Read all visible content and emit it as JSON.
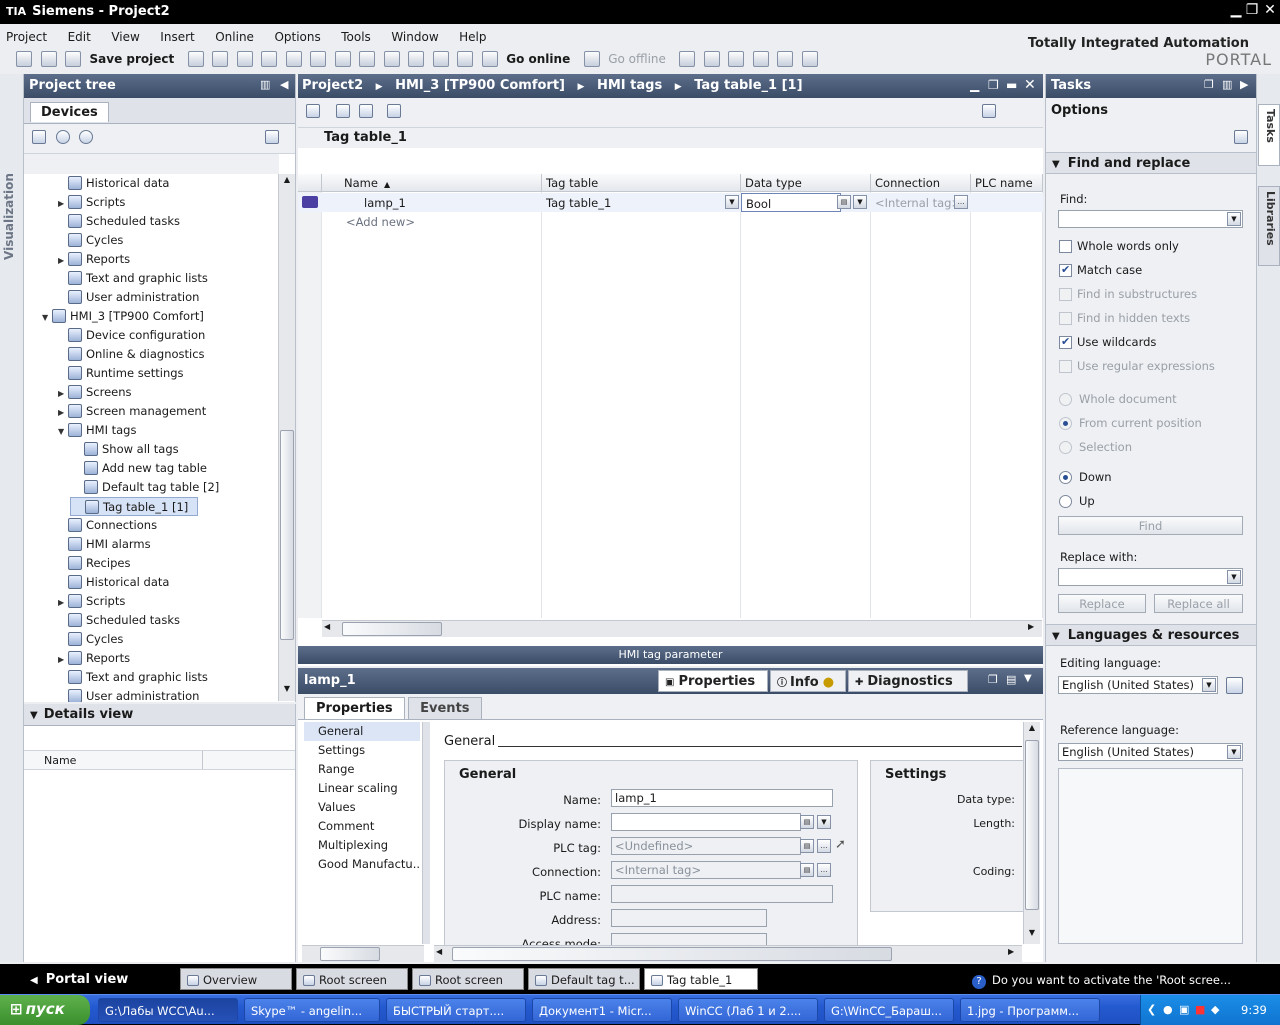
{
  "window": {
    "title": "Siemens  -  Project2",
    "logo": "TIA"
  },
  "menu": [
    "Project",
    "Edit",
    "View",
    "Insert",
    "Online",
    "Options",
    "Tools",
    "Window",
    "Help"
  ],
  "toolbar": {
    "save_project": "Save project",
    "go_online": "Go online",
    "go_offline": "Go offline"
  },
  "brand": {
    "line1": "Totally Integrated Automation",
    "line2": "PORTAL"
  },
  "left_strip": {
    "label": "Visualization"
  },
  "project_tree": {
    "title": "Project tree",
    "tab": "Devices",
    "items": [
      {
        "label": "Historical data",
        "indent": 2,
        "expander": ""
      },
      {
        "label": "Scripts",
        "indent": 2,
        "expander": "▶"
      },
      {
        "label": "Scheduled tasks",
        "indent": 2,
        "expander": ""
      },
      {
        "label": "Cycles",
        "indent": 2,
        "expander": ""
      },
      {
        "label": "Reports",
        "indent": 2,
        "expander": "▶"
      },
      {
        "label": "Text and graphic lists",
        "indent": 2,
        "expander": ""
      },
      {
        "label": "User administration",
        "indent": 2,
        "expander": ""
      },
      {
        "label": "HMI_3 [TP900 Comfort]",
        "indent": 1,
        "expander": "▼"
      },
      {
        "label": "Device configuration",
        "indent": 2,
        "expander": ""
      },
      {
        "label": "Online & diagnostics",
        "indent": 2,
        "expander": ""
      },
      {
        "label": "Runtime settings",
        "indent": 2,
        "expander": ""
      },
      {
        "label": "Screens",
        "indent": 2,
        "expander": "▶"
      },
      {
        "label": "Screen management",
        "indent": 2,
        "expander": "▶"
      },
      {
        "label": "HMI tags",
        "indent": 2,
        "expander": "▼"
      },
      {
        "label": "Show all tags",
        "indent": 3,
        "expander": ""
      },
      {
        "label": "Add new tag table",
        "indent": 3,
        "expander": ""
      },
      {
        "label": "Default tag table [2]",
        "indent": 3,
        "expander": ""
      },
      {
        "label": "Tag table_1 [1]",
        "indent": 3,
        "expander": "",
        "selected": true
      },
      {
        "label": "Connections",
        "indent": 2,
        "expander": ""
      },
      {
        "label": "HMI alarms",
        "indent": 2,
        "expander": ""
      },
      {
        "label": "Recipes",
        "indent": 2,
        "expander": ""
      },
      {
        "label": "Historical data",
        "indent": 2,
        "expander": ""
      },
      {
        "label": "Scripts",
        "indent": 2,
        "expander": "▶"
      },
      {
        "label": "Scheduled tasks",
        "indent": 2,
        "expander": ""
      },
      {
        "label": "Cycles",
        "indent": 2,
        "expander": ""
      },
      {
        "label": "Reports",
        "indent": 2,
        "expander": "▶"
      },
      {
        "label": "Text and graphic lists",
        "indent": 2,
        "expander": ""
      },
      {
        "label": "User administration",
        "indent": 2,
        "expander": ""
      }
    ]
  },
  "details_view": {
    "title": "Details view",
    "column": "Name"
  },
  "editor": {
    "breadcrumb": [
      "Project2",
      "HMI_3 [TP900 Comfort]",
      "HMI tags",
      "Tag table_1 [1]"
    ],
    "table_title": "Tag table_1",
    "columns": [
      "Name",
      "Tag table",
      "Data type",
      "Connection",
      "PLC name"
    ],
    "rows": [
      {
        "name": "lamp_1",
        "tag_table": "Tag table_1",
        "data_type": "Bool",
        "connection": "<Internal tag>",
        "plc_name": ""
      }
    ],
    "add_new": "<Add new>",
    "footer": "HMI tag parameter"
  },
  "inspector": {
    "object": "lamp_1",
    "tabs": [
      "Properties",
      "Info",
      "Diagnostics"
    ],
    "subtabs": [
      "Properties",
      "Events"
    ],
    "nav": [
      "General",
      "Settings",
      "Range",
      "Linear scaling",
      "Values",
      "Comment",
      "Multiplexing",
      "Good Manufactu..."
    ],
    "section": "General",
    "general_title": "General",
    "settings_title": "Settings",
    "fields": [
      {
        "label": "Name:",
        "value": ""
      },
      {
        "label": "Display name:",
        "value": ""
      },
      {
        "label": "PLC tag:",
        "value": ""
      },
      {
        "label": "Connection:",
        "value": ""
      },
      {
        "label": "PLC name:",
        "value": ""
      },
      {
        "label": "Address:",
        "value": ""
      },
      {
        "label": "Access mode:",
        "value": ""
      }
    ],
    "field_values": {
      "name": "lamp_1",
      "plc_tag": "<Undefined>",
      "connection": "<Internal tag>"
    },
    "settings_fields": [
      "Data type:",
      "Length:",
      "Coding:"
    ]
  },
  "tasks": {
    "title": "Tasks",
    "options": "Options",
    "find_replace": {
      "title": "Find and replace",
      "find_label": "Find:",
      "checks": [
        {
          "label": "Whole words only",
          "checked": false,
          "enabled": true
        },
        {
          "label": "Match case",
          "checked": true,
          "enabled": true
        },
        {
          "label": "Find in substructures",
          "checked": false,
          "enabled": false
        },
        {
          "label": "Find in hidden texts",
          "checked": false,
          "enabled": false
        },
        {
          "label": "Use wildcards",
          "checked": true,
          "enabled": true
        },
        {
          "label": "Use regular expressions",
          "checked": false,
          "enabled": false
        }
      ],
      "radios1": [
        {
          "label": "Whole document",
          "checked": false
        },
        {
          "label": "From current position",
          "checked": true
        },
        {
          "label": "Selection",
          "checked": false
        }
      ],
      "radios2": [
        {
          "label": "Down",
          "checked": true
        },
        {
          "label": "Up",
          "checked": false
        }
      ],
      "find_button": "Find",
      "replace_label": "Replace with:",
      "replace_button": "Replace",
      "replace_all_button": "Replace all"
    },
    "languages": {
      "title": "Languages & resources",
      "editing_label": "Editing language:",
      "editing_value": "English (United States)",
      "reference_label": "Reference language:",
      "reference_value": "English (United States)"
    }
  },
  "right_strip": [
    "Tasks",
    "Libraries"
  ],
  "statusbar": {
    "portal_view": "Portal view",
    "tabs": [
      "Overview",
      "Root screen",
      "Root screen",
      "Default tag t...",
      "Tag table_1"
    ],
    "message": "Do you want to activate the 'Root scree..."
  },
  "taskbar": {
    "start": "пуск",
    "items": [
      "G:\\Лабы WCC\\Au...",
      "Skype™ - angelin...",
      "БЫСТРЫЙ старт....",
      "Документ1 - Micr...",
      "WinCC (Лаб 1 и 2....",
      "G:\\WinCC_Бараш...",
      "1.jpg - Программ..."
    ],
    "clock": "9:39"
  }
}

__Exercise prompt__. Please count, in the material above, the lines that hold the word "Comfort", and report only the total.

__Output below__. 2